|Miss Robin Crusoe|
|Directed by||Eugene Frenke|
|Screenplay by||Richard Yriondo|
|Story by||Al Zimbalist|
(orig. story idea)
|Based on||Robinson Crusoe|
by Daniel Defoe
|Produced by||Eugene Frenke|
|Narrated by||Amanda Blake|
|Edited by||Merrill G. White|
|Music by||Elmer Bernstein|
Eastern Film Enterprises
|Distributed by||Twentieth Century Fox Film Corporation|
Miss Robin Crusoe is a low-budget 1953 adventure film produced and directed by Eugene Frenke, starring Amanda Blake, George Nader and Rosalind Hayes. One of many film variations of Daniel Defoe's 1719 novel Robinson Crusoe, it features a female castaway.
On September 28, 1659, a ship founders. The captain's daughter and cabin boy named Robin Crusoe (Amanda Blake) and a sailor named Sykes reach a deserted island. When Sykes tries to force Robin to show her appreciation for his efforts, she flees up a hill. In the ensuing struggle, he falls over a cliff and is killed.
She soon settles in, building herself a tree house where she prays to God for saving her from the terror of the seas and the treachery of Sykes. In addition, she also prays for protection from any hostile creatures that would threaten her. Robin also writes in her journal about her survival. Taking the flintlock in her possession, Robin explores the rest of the island and even stops by a lake to go skinny dipping.
When a group of savages shows up with two women captives one day, she watches from hiding as they execute one in gruesome fashion. She then rescues the other (Rosalind Hayes), and the two fight off the men with the aid of her flintlock. She names her new companion Friday, as that was the day of her rescue. The two women become friends. Robin teaches Friday some words. Some days later, Robin is now barefoot and wearing a similar dress that Friday made for her. Friday has become her hunting companion and had to pantomime to Robin that a certain fruit would kill her.
In December, Royal Navy officer Jonathan (George Nader) washes ashore after a storm sinks his ship and kills his crewmates. Robin's experiences with lecherous sailors and her cruel father have embittered her against men, and she is hostile and suspicious at first. When Jonathan learns that she is repairing a longboat that can hold only two, he suggests that the "fittest" take it and send help back for Friday. Robin, however, insists she and Friday will use the boat. Eventually, Robin overcomes her prejudice against him, and they spend the night together.
The next morning, she awakens to find he has stolen the longboat and is sailing away. When he returns, she assumes he is a coward, and sets out to kill him. He informs her that he turned back for her. Before she can shoot him however, the savages return and capture Friday. Robin and Jonathan rescue her, but are surrounded.
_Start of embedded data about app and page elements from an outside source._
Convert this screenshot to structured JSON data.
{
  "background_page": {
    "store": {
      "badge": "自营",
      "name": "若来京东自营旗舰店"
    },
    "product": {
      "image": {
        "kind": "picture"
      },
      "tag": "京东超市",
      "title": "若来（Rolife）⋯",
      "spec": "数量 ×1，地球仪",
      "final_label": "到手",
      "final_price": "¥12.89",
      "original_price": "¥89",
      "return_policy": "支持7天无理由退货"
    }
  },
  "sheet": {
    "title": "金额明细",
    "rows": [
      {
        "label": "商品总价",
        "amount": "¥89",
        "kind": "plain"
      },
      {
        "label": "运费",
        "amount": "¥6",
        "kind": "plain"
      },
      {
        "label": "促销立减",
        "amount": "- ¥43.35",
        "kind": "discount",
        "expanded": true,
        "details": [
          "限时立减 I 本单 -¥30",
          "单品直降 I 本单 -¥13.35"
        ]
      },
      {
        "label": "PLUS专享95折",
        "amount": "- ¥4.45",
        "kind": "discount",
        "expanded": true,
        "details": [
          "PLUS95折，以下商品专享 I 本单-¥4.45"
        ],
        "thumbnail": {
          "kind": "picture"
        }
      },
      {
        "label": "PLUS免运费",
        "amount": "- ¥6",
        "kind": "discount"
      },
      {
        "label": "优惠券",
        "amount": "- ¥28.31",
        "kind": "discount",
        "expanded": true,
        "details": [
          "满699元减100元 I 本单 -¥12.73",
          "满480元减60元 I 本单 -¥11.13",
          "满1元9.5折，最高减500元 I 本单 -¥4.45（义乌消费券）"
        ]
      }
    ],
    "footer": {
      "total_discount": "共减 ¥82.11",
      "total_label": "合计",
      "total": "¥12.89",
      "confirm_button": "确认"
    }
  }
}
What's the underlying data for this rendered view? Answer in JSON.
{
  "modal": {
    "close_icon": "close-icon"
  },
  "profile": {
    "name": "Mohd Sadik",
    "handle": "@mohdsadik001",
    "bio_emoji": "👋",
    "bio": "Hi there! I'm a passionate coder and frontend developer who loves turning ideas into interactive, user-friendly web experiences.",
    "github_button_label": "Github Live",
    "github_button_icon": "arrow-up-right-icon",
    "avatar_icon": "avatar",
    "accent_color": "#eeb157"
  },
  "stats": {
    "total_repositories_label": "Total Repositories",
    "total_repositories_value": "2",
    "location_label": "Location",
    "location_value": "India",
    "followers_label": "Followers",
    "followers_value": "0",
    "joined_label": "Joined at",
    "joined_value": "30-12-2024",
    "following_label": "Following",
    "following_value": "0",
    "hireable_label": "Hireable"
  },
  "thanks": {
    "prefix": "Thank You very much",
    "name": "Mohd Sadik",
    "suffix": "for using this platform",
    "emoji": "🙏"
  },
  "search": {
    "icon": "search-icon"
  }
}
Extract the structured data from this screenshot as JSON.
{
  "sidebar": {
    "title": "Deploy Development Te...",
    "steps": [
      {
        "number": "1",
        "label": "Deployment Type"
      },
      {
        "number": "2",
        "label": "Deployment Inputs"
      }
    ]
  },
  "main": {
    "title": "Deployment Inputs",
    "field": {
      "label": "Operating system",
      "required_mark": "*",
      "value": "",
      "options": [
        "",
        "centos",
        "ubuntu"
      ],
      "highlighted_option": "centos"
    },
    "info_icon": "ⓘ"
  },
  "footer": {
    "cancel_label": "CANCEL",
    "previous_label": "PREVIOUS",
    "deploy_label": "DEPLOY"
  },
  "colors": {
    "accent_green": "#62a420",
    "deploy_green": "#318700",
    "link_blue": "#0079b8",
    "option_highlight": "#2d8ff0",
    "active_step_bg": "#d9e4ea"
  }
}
When all seems lost, Robin admits she wants to marry Jonathan. Just then, a warship appears and bombards the attackers, enabling the trio to steal an outrigger canoe and reach the safety of the ship.
Robin writes the final entry in her journal with Jonathan's help as his hand is shown touching her hand.
Miss Robin Crusoe had the working title "Miss Robinson Crusoe". When producer Eugene Franke attempted to register that title with the Motion Picture Registration Bureau, there were objections raised by Óscar Danciger, who had recently completed a film called Robinson Crusoe in Mexico, and M-G-M, which was planning a film to be called "Robinson Crusoe" starring Spencer Tracy. The MPRB decided in September 1953 that Franke could use either "Miss Robin Crusoe" or "Miss Robinson Crusoe". Danciger re-titled his film Adventures of Robinson Crusoe.
The director originally slated to helm the film was E. A Dupont.
Production of the film – which was shot in Pathécolor – ended October 14, 1952 at Samuel Goldwyn Studios. Location shooting took place in Palos Verdes, California, in the Los Angeles metropolitan area.
Although Miss Robin Crusoe was a low-budget film, its score is by the noted film composer Elmer Bernstein, who, like many others in Hollywood during the witch hunt for Communists by the House Un-American Activities Committee, found it hard to get work. Bernstein had not been blacklisted, but had been what he referred to as "graylisted", saying "I wasn't one of the big wheels of the Communist Party or anything, but I'd done enough left-wing things that between about 1953 and 1955, the major studios would have been very loath to employ me." Bernstein was forced to take work that he would not have previously accepted, such as this film, as well as others such as Robot Monster and Cat-Women of the Moon.
The film was not well received. Critic Win Fanning wrote in the Pittsburgh Post-Gazette: "As it is quite impossible to believe that a number of grown men and women could seriously go about the making of a movie called Miss Robin Crusoe, it must be assumed some sort of joke is intended. It isn't a very good joke, but it has its moments of hilarity."